I'm not sure where the word "almanac" comes from, just as I'm not sure where Rick Perry is coming from, although I know where he will be on Inauguration Day 2013.
And by this time next year, shortly after the election, I'll be able to tell what the moon will look like on Inauguration Day night, that moon at which Messrs Perry, Gingrich, Cain, Romney, Huntsman and Madame Bachmann will be baying. That's because I am a big fan of almanacs of all sorts.
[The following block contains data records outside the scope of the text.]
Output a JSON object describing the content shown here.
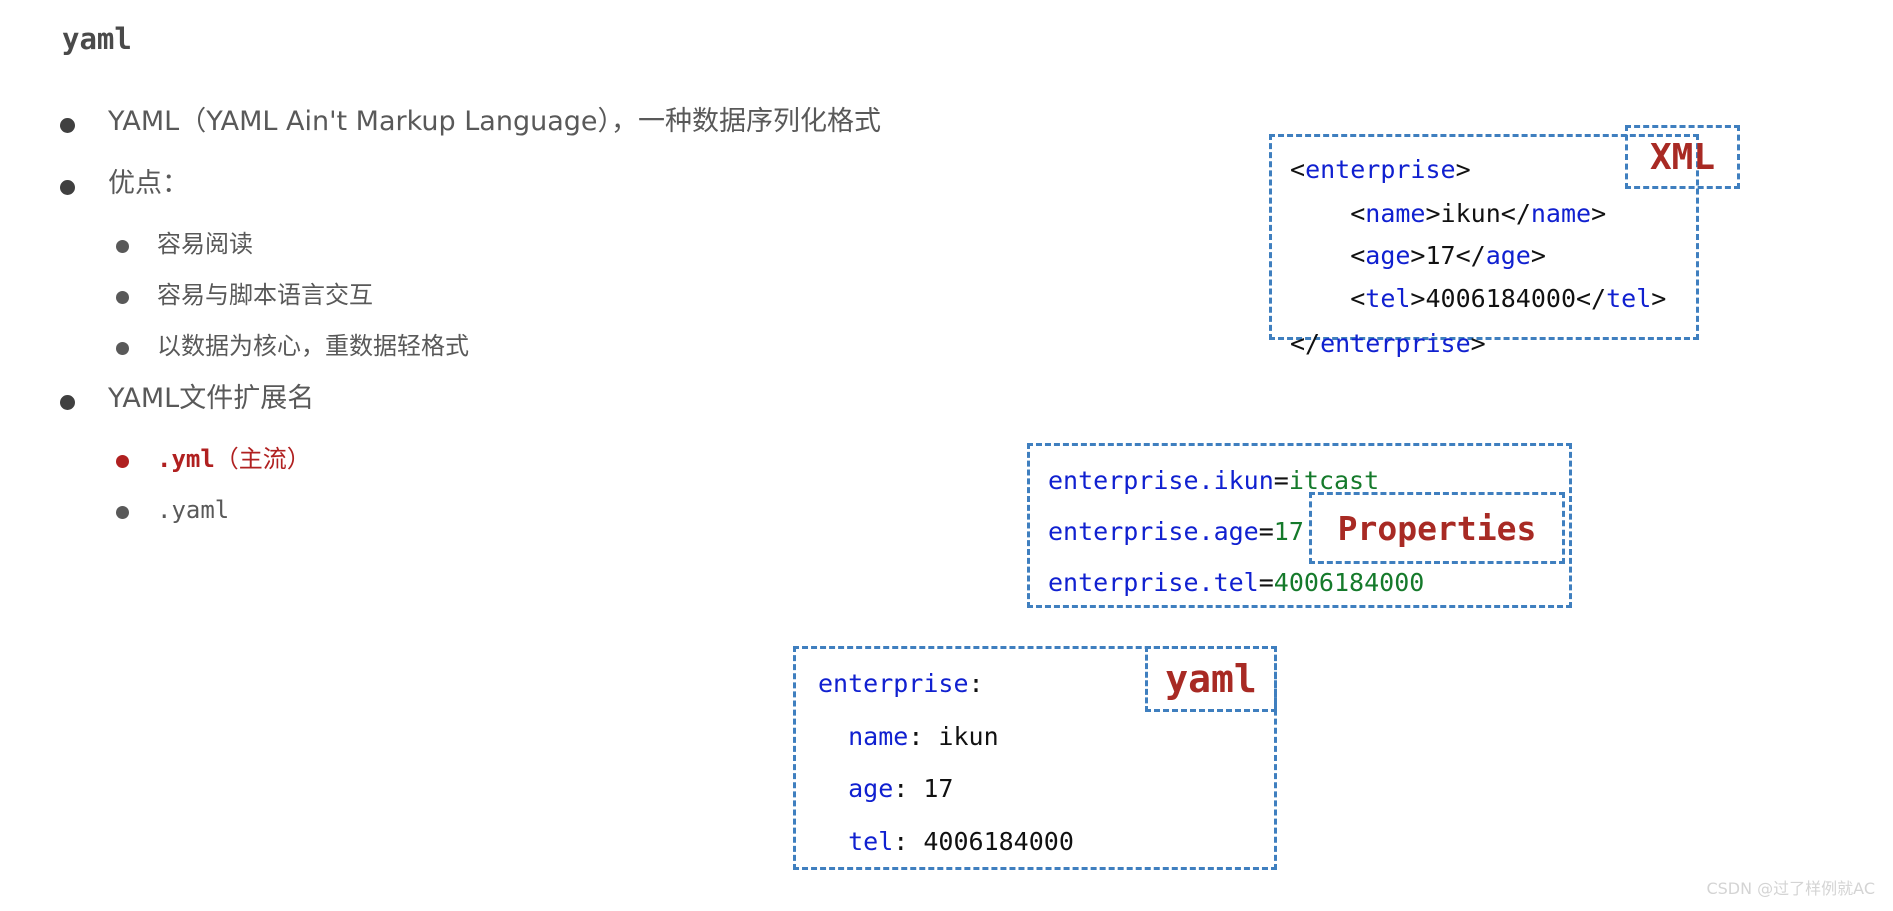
{
  "slide": {
    "title": "yaml"
  },
  "bullets": [
    {
      "level": 1,
      "marker": "dot",
      "marker_color": "#404040",
      "text": "YAML（YAML Ain't Markup Language），一种数据序列化格式"
    },
    {
      "level": 1,
      "marker": "dot",
      "marker_color": "#404040",
      "text": "优点："
    },
    {
      "level": 2,
      "marker": "dot",
      "marker_color": "#595959",
      "text": "容易阅读"
    },
    {
      "level": 2,
      "marker": "dot",
      "marker_color": "#595959",
      "text": "容易与脚本语言交互"
    },
    {
      "level": 2,
      "marker": "dot",
      "marker_color": "#595959",
      "text": "以数据为核心，重数据轻格式"
    },
    {
      "level": 1,
      "marker": "dot",
      "marker_color": "#404040",
      "text": "YAML文件扩展名"
    },
    {
      "level": 2,
      "marker": "dot",
      "marker_color": "#b02020",
      "text": ".yml（主流）",
      "text_mono": ".yml",
      "text_cn": "（主流）",
      "highlight": true
    },
    {
      "level": 2,
      "marker": "dot",
      "marker_color": "#595959",
      "text": ".yaml"
    }
  ],
  "xml_box": {
    "label": "XML",
    "label_color": "#a82a24",
    "border_color": "#3f7fbf",
    "lines": [
      {
        "parts": [
          {
            "t": "<",
            "c": "punc"
          },
          {
            "t": "enterprise",
            "c": "tag"
          },
          {
            "t": ">",
            "c": "punc"
          }
        ]
      },
      {
        "parts": [
          {
            "t": "    <",
            "c": "punc"
          },
          {
            "t": "name",
            "c": "tag"
          },
          {
            "t": ">",
            "c": "punc"
          },
          {
            "t": "ikun",
            "c": "val"
          },
          {
            "t": "</",
            "c": "punc"
          },
          {
            "t": "name",
            "c": "tag"
          },
          {
            "t": ">",
            "c": "punc"
          }
        ]
      },
      {
        "parts": [
          {
            "t": "    <",
            "c": "punc"
          },
          {
            "t": "age",
            "c": "tag"
          },
          {
            "t": ">",
            "c": "punc"
          },
          {
            "t": "17",
            "c": "val"
          },
          {
            "t": "</",
            "c": "punc"
          },
          {
            "t": "age",
            "c": "tag"
          },
          {
            "t": ">",
            "c": "punc"
          }
        ]
      },
      {
        "parts": [
          {
            "t": "    <",
            "c": "punc"
          },
          {
            "t": "tel",
            "c": "tag"
          },
          {
            "t": ">",
            "c": "punc"
          },
          {
            "t": "4006184000",
            "c": "val"
          },
          {
            "t": "</",
            "c": "punc"
          },
          {
            "t": "tel",
            "c": "tag"
          },
          {
            "t": ">",
            "c": "punc"
          }
        ]
      },
      {
        "parts": [
          {
            "t": "</",
            "c": "punc"
          },
          {
            "t": "enterprise",
            "c": "tag"
          },
          {
            "t": ">",
            "c": "punc"
          }
        ]
      }
    ],
    "plain_text": "<enterprise>\n    <name>ikun</name>\n    <age>17</age>\n    <tel>4006184000</tel>\n</enterprise>"
  },
  "properties_box": {
    "label": "Properties",
    "label_color": "#a82a24",
    "border_color": "#3f7fbf",
    "lines": [
      {
        "parts": [
          {
            "t": "enterprise.ikun",
            "c": "key"
          },
          {
            "t": "=",
            "c": "punc"
          },
          {
            "t": "itcast",
            "c": "gval"
          }
        ]
      },
      {
        "parts": [
          {
            "t": "enterprise.age",
            "c": "key"
          },
          {
            "t": "=",
            "c": "punc"
          },
          {
            "t": "17",
            "c": "gval"
          }
        ]
      },
      {
        "parts": [
          {
            "t": "enterprise.tel",
            "c": "key"
          },
          {
            "t": "=",
            "c": "punc"
          },
          {
            "t": "4006184000",
            "c": "gval"
          }
        ]
      }
    ],
    "plain_text": "enterprise.ikun=itcast\nenterprise.age=17\nenterprise.tel=4006184000"
  },
  "yaml_box": {
    "label": "yaml",
    "label_color": "#a82a24",
    "border_color": "#3f7fbf",
    "lines": [
      {
        "parts": [
          {
            "t": "enterprise",
            "c": "key"
          },
          {
            "t": ":",
            "c": "punc"
          }
        ]
      },
      {
        "parts": [
          {
            "t": "  name",
            "c": "key"
          },
          {
            "t": ": ",
            "c": "punc"
          },
          {
            "t": "ikun",
            "c": "val"
          }
        ]
      },
      {
        "parts": [
          {
            "t": "  age",
            "c": "key"
          },
          {
            "t": ": ",
            "c": "punc"
          },
          {
            "t": "17",
            "c": "val"
          }
        ]
      },
      {
        "parts": [
          {
            "t": "  tel",
            "c": "key"
          },
          {
            "t": ": ",
            "c": "punc"
          },
          {
            "t": "4006184000",
            "c": "val"
          }
        ]
      }
    ],
    "plain_text": "enterprise:\n  name: ikun\n  age: 17\n  tel: 4006184000"
  },
  "watermark": {
    "text": "CSDN @过了样例就AC"
  }
}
As a kid, before there was an internet, I would wile away many happy hours sitting in my hollow tree, reading the World Book, the dictionary, and various almanacs. Almanacs come out in the fall of every year, and they are little soft-bound volumes containing information on the phases of the moon, tide tables, planting dates for farmers and gardeners, and fascinating little articles with tips on how to clean any stain with baking soda and vinegar. I always make sure to ask Santa to bring me the Hagerstown Almanac and the Old Farmers' Almanac, and then there is the one I get free for nothing from the Johnson Funeral Home on Loch Raven Boulevard. They call that one the Farmers' Almanac, so I guess one can be of any age to enjoy it.
A lot of us old timers used to keep the Almanacs hanging on twine near the phone, in case we suddenly needed to find out if there would be a full moon right after St Swithin's Day, but now, with more people using a cordless phone, or just a cell, I guess we need to find a web-based version. I don't know if it would be as cool to thumb through a tiny Android almanac, though.
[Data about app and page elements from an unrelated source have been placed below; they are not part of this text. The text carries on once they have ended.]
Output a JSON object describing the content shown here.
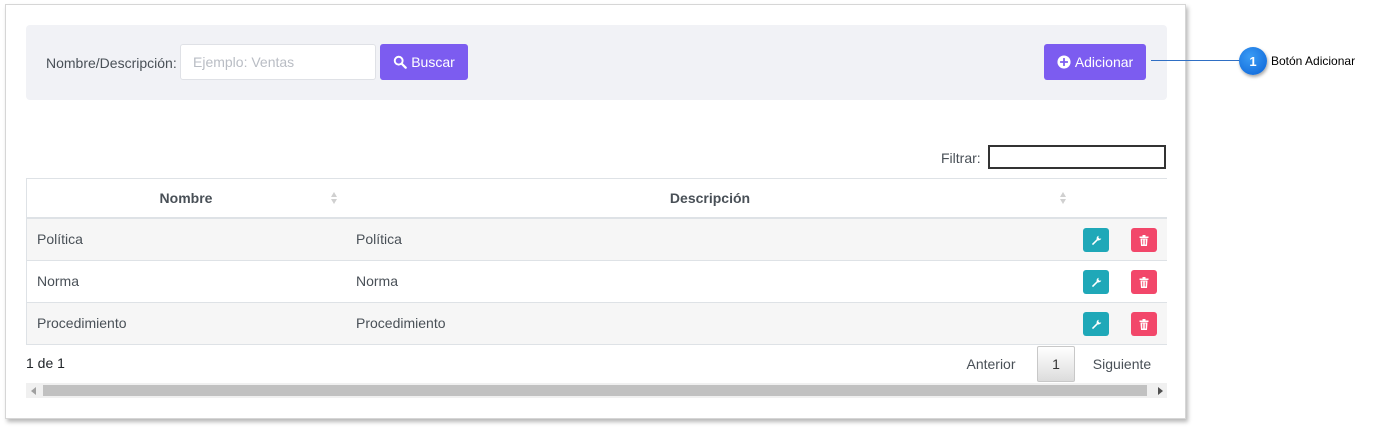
{
  "search": {
    "label": "Nombre/Descripción:",
    "placeholder": "Ejemplo: Ventas",
    "value": "",
    "search_button": "Buscar",
    "add_button": "Adicionar"
  },
  "filter": {
    "label": "Filtrar:",
    "value": ""
  },
  "table": {
    "columns": [
      "Nombre",
      "Descripción"
    ],
    "rows": [
      {
        "name": "Política",
        "description": "Política"
      },
      {
        "name": "Norma",
        "description": "Norma"
      },
      {
        "name": "Procedimiento",
        "description": "Procedimiento"
      }
    ]
  },
  "pagination": {
    "info": "1 de 1",
    "prev": "Anterior",
    "current": "1",
    "next": "Siguiente"
  },
  "callout": {
    "number": "1",
    "text": "Botón Adicionar"
  },
  "colors": {
    "primary": "#7c5cf0",
    "edit": "#1fa8b8",
    "delete": "#f2476a",
    "callout": "#0b62d6"
  },
  "icons": {
    "search_button": "search-icon",
    "add_button": "plus-circle-icon",
    "edit": "wrench-icon",
    "delete": "trash-icon"
  }
}
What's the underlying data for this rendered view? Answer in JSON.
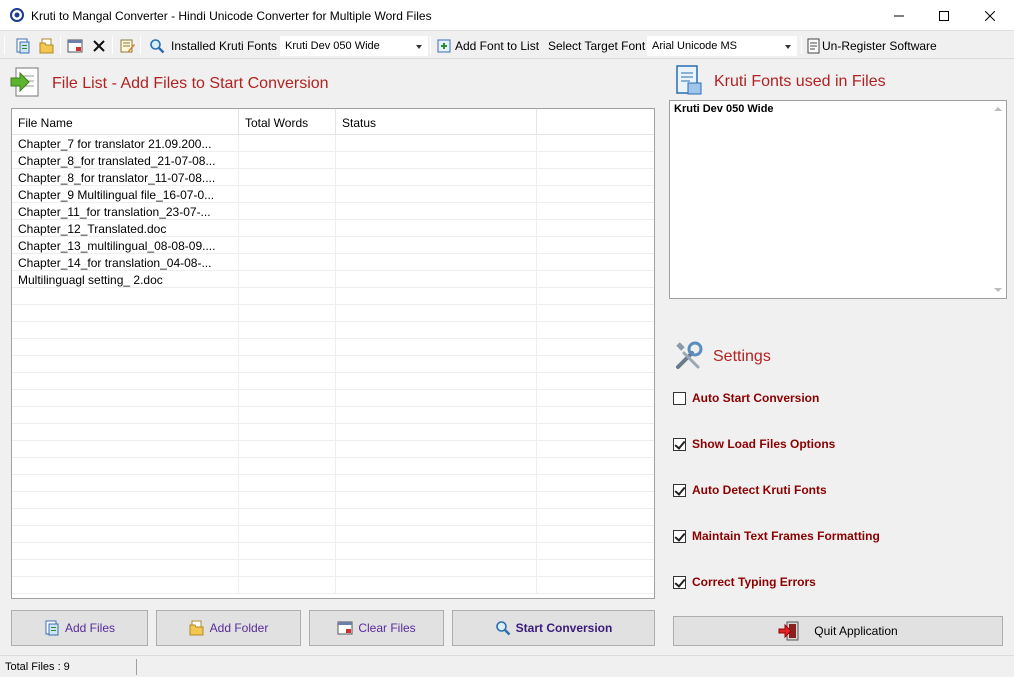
{
  "window": {
    "title": "Kruti to Mangal Converter - Hindi Unicode Converter for Multiple Word Files"
  },
  "toolbar": {
    "installed_fonts_label": "Installed Kruti Fonts",
    "installed_font_value": "Kruti Dev 050 Wide",
    "add_font_label": "Add Font to List",
    "target_font_label": "Select Target Font",
    "target_font_value": "Arial Unicode MS",
    "unregister_label": "Un-Register Software"
  },
  "file_list": {
    "title": "File List - Add Files to Start Conversion",
    "columns": [
      "File Name",
      "Total Words",
      "Status"
    ],
    "rows": [
      [
        "Chapter_7 for translator 21.09.200...",
        "",
        ""
      ],
      [
        "Chapter_8_for translated_21-07-08...",
        "",
        ""
      ],
      [
        "Chapter_8_for translator_11-07-08....",
        "",
        ""
      ],
      [
        "Chapter_9 Multilingual file_16-07-0...",
        "",
        ""
      ],
      [
        "Chapter_11_for translation_23-07-...",
        "",
        ""
      ],
      [
        "Chapter_12_Translated.doc",
        "",
        ""
      ],
      [
        "Chapter_13_multilingual_08-08-09....",
        "",
        ""
      ],
      [
        "Chapter_14_for translation_04-08-...",
        "",
        ""
      ],
      [
        "Multilinguagl setting_ 2.doc",
        "",
        ""
      ]
    ],
    "empty_rows": 18
  },
  "buttons": {
    "add_files": "Add Files",
    "add_folder": "Add Folder",
    "clear_files": "Clear Files",
    "start_conversion": "Start Conversion",
    "quit": "Quit Application"
  },
  "fonts_panel": {
    "title": "Kruti Fonts used in Files",
    "content": "Kruti Dev 050 Wide"
  },
  "settings": {
    "title": "Settings",
    "items": [
      {
        "label": "Auto Start Conversion",
        "checked": false
      },
      {
        "label": "Show Load Files Options",
        "checked": true
      },
      {
        "label": "Auto Detect Kruti Fonts",
        "checked": true
      },
      {
        "label": "Maintain Text Frames Formatting",
        "checked": true
      },
      {
        "label": "Correct Typing Errors",
        "checked": true
      }
    ]
  },
  "status": {
    "total_files": "Total Files :  9"
  },
  "colors": {
    "section_title": "#b22222",
    "setting_label": "#8b0000",
    "button_text": "#5a2a9a"
  }
}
There are also the big jumbo almanacs - the Information Please Almanac, the World Almanac, the New York Times publishes one. These are walloping hearty meatloaf-sized books, full of information. Suppose the dinnertime conversation over at your house turns to the which countries are the greatest importers of Retsyn®, the golden chemical which cures stankbreath. Or, say, someone is interested in knowing what is the state flower of Alabama (the camellia), the real name of Red Buttons (Aaron Chwatt) or what the flag of Moldova looks like, this is the place to turn.
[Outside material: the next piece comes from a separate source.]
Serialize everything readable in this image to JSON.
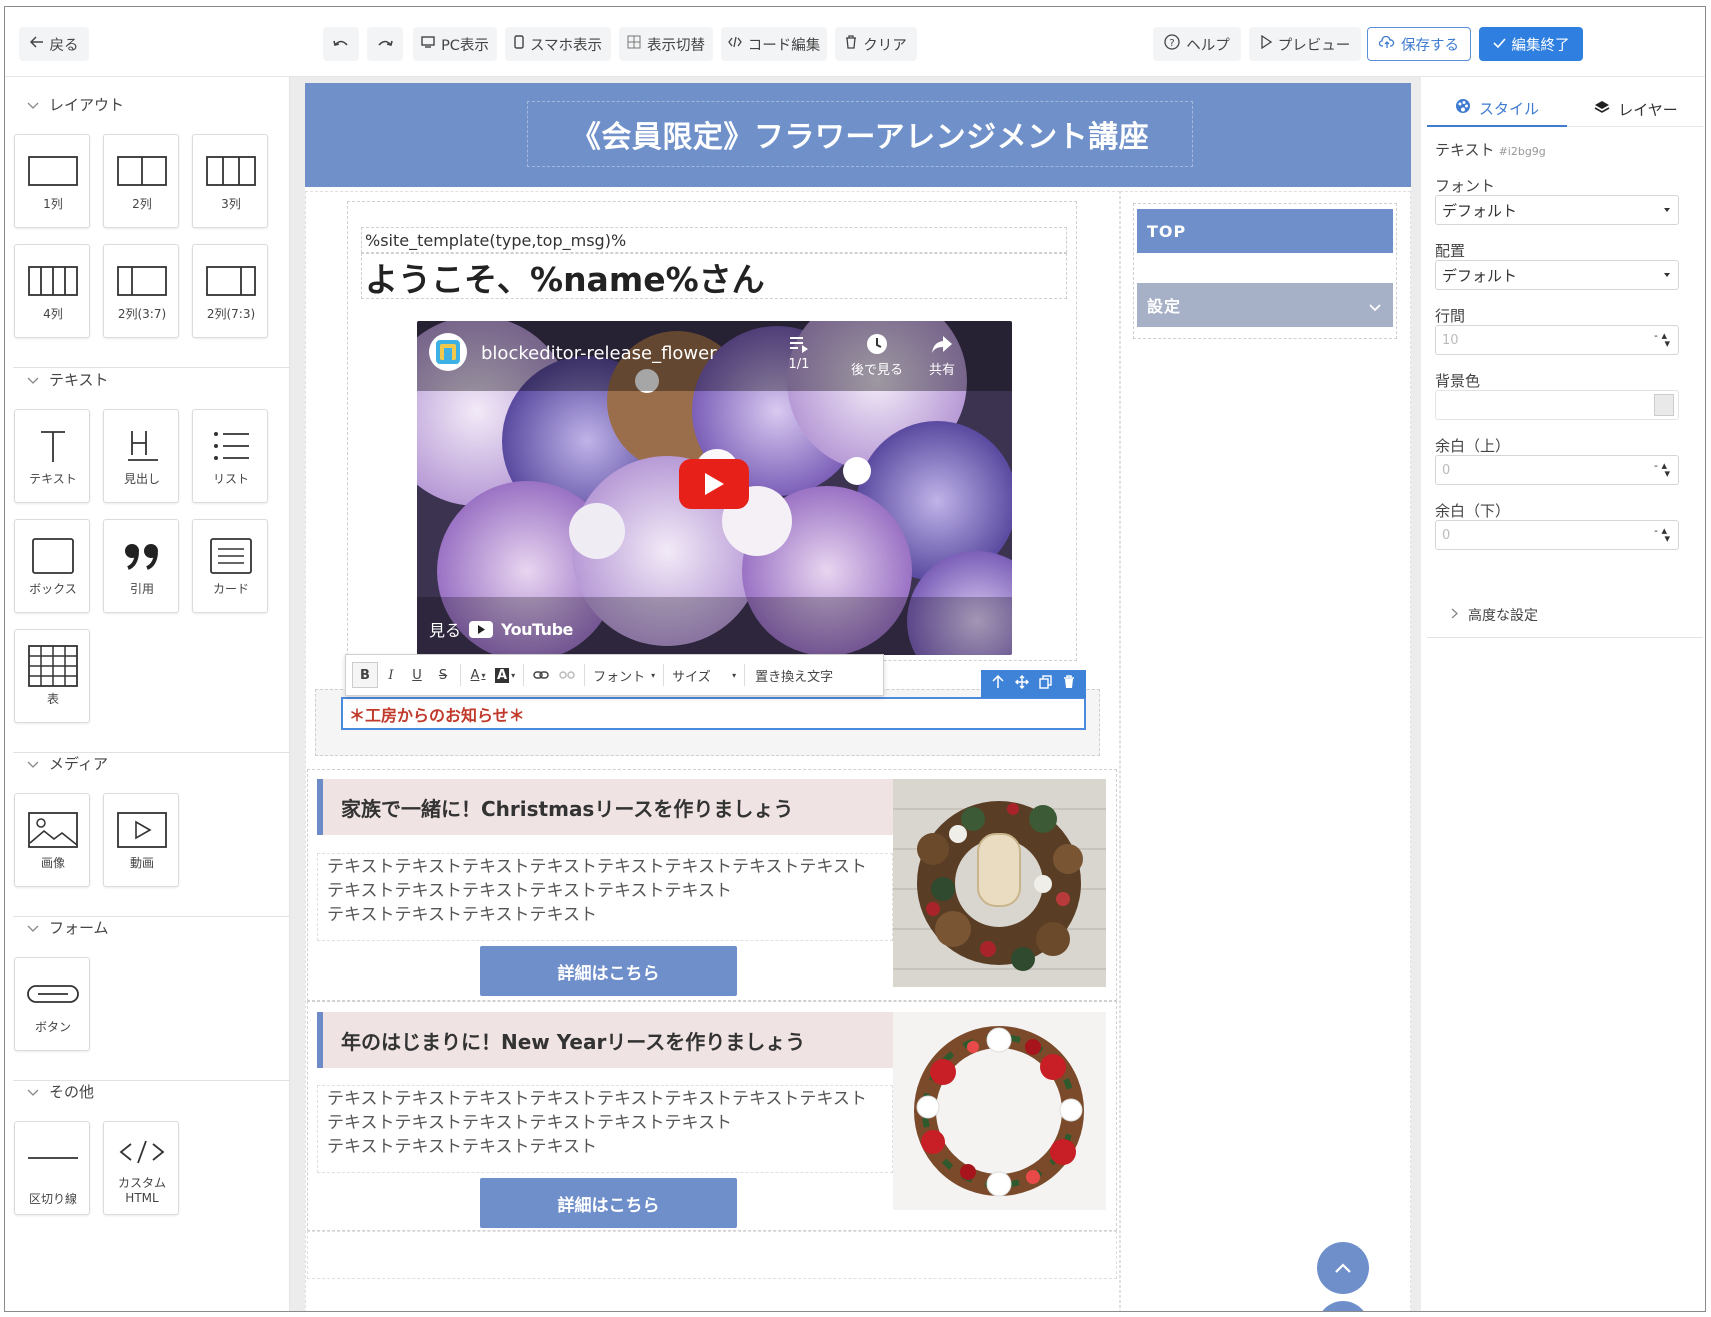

Even in the faraway Retsyn fields of Moldova, the world is a better-informed place because of almanacs. Here we see some happy Moldovan farmers, preparing for the annual Harvest Festival. The guy in the middle - what's he holding? Why, an almanac, what else!